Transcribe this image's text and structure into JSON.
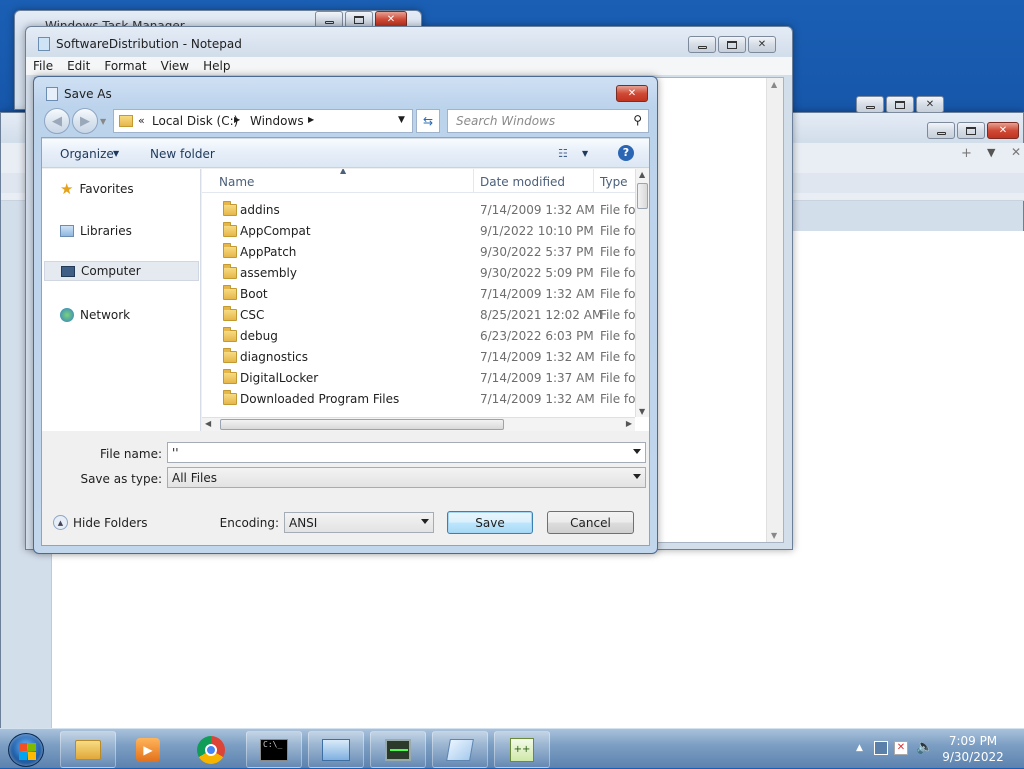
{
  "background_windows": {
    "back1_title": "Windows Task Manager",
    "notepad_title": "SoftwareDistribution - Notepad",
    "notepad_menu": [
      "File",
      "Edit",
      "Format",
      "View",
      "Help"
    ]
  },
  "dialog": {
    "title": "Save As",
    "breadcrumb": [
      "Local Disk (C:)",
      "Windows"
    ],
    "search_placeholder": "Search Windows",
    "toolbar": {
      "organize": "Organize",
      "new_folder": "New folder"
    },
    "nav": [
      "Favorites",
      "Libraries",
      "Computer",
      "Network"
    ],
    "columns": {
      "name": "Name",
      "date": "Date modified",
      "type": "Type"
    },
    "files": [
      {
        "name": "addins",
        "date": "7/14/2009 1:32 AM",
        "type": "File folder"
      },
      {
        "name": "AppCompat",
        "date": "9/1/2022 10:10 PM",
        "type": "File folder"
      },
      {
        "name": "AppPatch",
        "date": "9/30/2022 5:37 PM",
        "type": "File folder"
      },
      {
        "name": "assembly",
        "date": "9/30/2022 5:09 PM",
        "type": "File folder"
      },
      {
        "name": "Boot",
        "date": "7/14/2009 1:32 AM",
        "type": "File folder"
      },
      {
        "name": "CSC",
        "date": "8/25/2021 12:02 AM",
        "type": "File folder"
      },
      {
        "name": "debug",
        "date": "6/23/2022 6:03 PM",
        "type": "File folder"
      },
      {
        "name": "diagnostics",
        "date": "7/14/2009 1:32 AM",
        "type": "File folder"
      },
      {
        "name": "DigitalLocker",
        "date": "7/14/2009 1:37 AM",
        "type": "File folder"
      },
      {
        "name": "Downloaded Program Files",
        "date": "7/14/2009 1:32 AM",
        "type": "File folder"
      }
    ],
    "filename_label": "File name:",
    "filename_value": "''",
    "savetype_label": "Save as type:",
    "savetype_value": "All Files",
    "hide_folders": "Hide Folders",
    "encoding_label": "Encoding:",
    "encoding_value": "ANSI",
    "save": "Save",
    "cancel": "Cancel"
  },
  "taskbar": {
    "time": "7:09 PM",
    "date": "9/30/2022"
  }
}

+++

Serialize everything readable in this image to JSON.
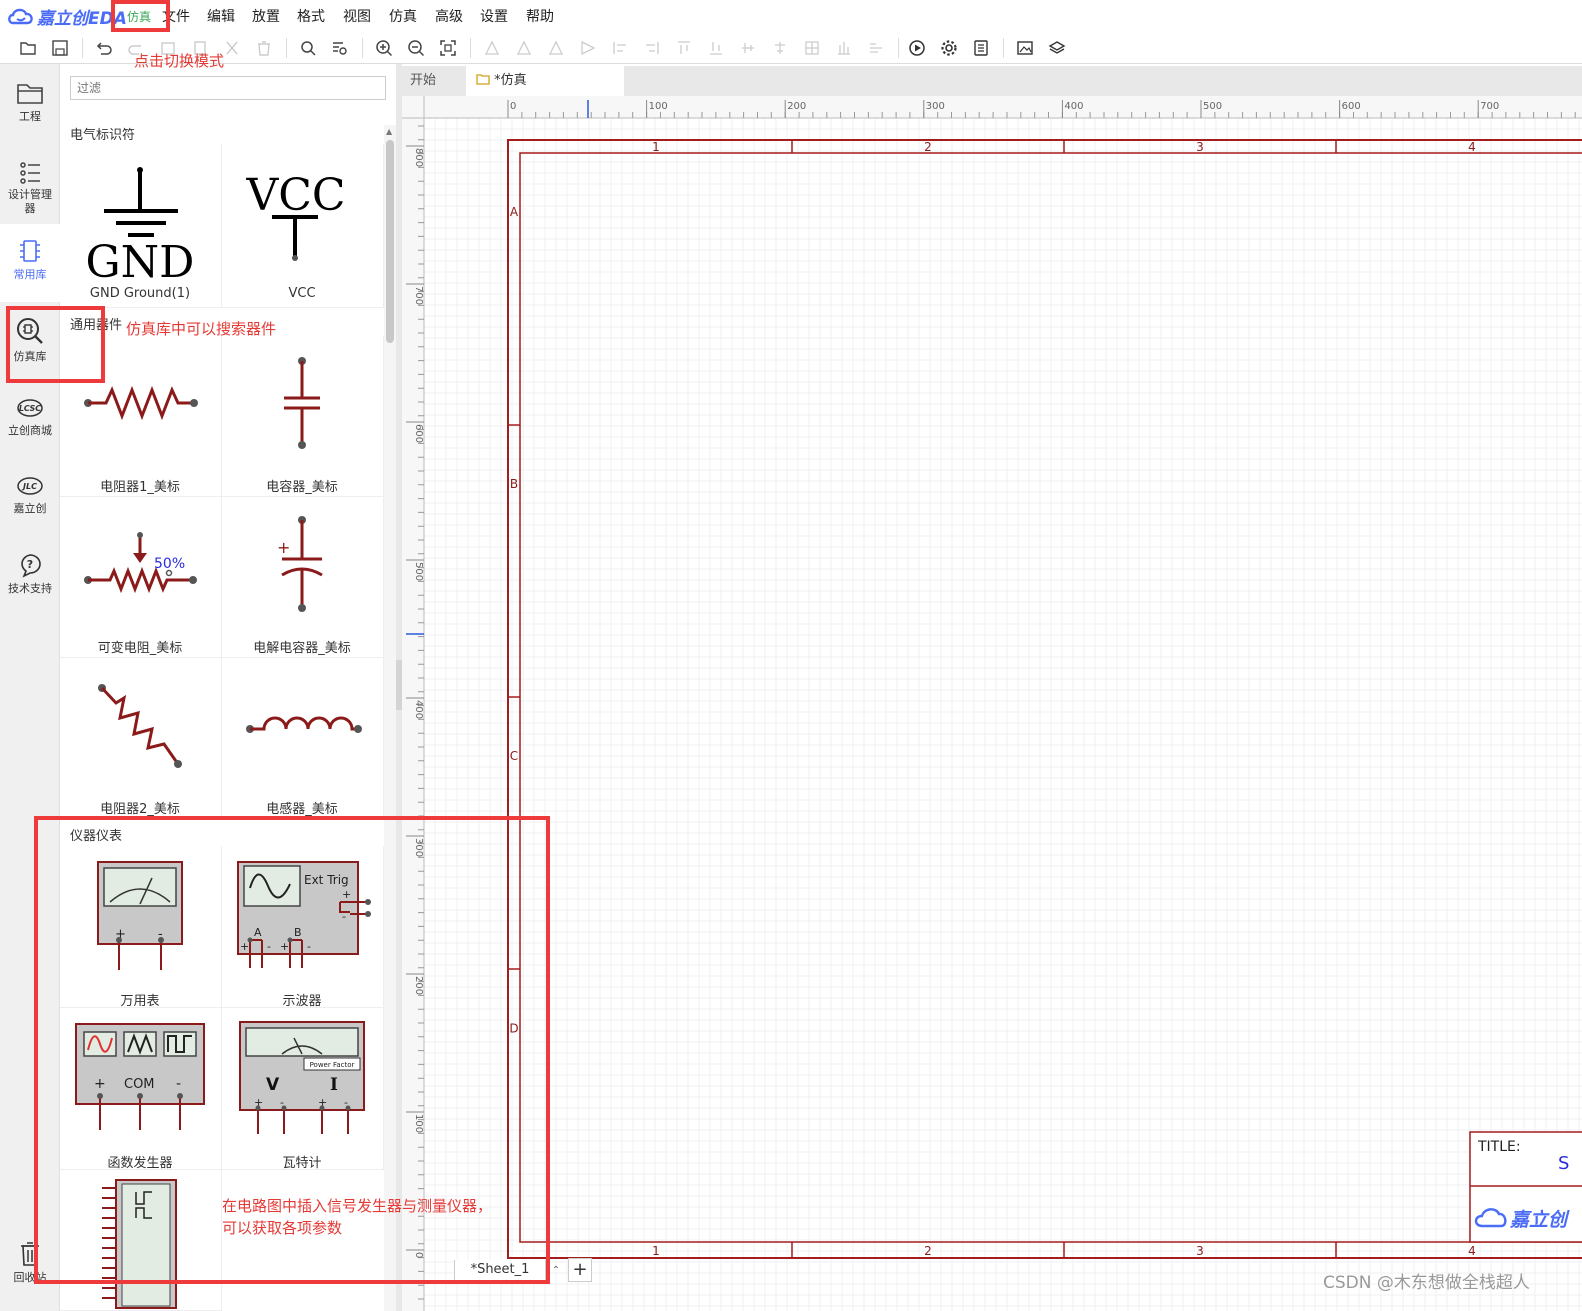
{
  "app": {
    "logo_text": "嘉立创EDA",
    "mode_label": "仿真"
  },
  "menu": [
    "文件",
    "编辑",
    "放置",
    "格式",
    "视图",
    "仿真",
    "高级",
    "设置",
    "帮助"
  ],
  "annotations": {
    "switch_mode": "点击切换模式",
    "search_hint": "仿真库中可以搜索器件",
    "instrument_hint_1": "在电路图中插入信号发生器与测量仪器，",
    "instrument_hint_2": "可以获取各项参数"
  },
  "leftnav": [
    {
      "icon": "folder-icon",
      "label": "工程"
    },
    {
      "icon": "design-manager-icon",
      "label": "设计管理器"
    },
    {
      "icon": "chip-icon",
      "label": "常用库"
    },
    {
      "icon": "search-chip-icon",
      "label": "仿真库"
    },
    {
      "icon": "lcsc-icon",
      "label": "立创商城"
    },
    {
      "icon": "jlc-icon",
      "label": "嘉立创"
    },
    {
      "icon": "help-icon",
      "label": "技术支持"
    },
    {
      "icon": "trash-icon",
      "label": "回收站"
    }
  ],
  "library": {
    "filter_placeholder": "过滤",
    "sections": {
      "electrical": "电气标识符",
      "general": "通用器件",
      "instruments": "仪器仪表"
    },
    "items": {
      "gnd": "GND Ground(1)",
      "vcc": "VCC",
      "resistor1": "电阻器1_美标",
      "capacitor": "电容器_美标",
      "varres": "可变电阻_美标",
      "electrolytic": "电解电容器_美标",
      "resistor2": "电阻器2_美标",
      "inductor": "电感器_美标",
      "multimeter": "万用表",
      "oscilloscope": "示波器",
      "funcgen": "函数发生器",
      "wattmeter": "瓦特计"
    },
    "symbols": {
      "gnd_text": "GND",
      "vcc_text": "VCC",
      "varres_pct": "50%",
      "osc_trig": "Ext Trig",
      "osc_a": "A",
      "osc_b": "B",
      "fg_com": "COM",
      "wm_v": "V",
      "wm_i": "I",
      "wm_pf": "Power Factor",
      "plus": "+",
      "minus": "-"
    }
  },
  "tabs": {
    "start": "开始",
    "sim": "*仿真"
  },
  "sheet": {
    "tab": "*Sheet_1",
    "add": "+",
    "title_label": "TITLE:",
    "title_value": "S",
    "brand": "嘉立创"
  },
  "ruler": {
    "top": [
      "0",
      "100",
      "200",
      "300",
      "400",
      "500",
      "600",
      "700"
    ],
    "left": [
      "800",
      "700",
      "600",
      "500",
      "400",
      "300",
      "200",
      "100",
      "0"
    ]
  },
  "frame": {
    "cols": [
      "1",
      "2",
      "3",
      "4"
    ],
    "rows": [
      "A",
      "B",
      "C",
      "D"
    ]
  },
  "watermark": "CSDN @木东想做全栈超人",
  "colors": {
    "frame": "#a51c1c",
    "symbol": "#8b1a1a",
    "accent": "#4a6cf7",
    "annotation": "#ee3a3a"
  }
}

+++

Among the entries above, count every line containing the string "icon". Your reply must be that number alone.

> **Solution to this problem**
8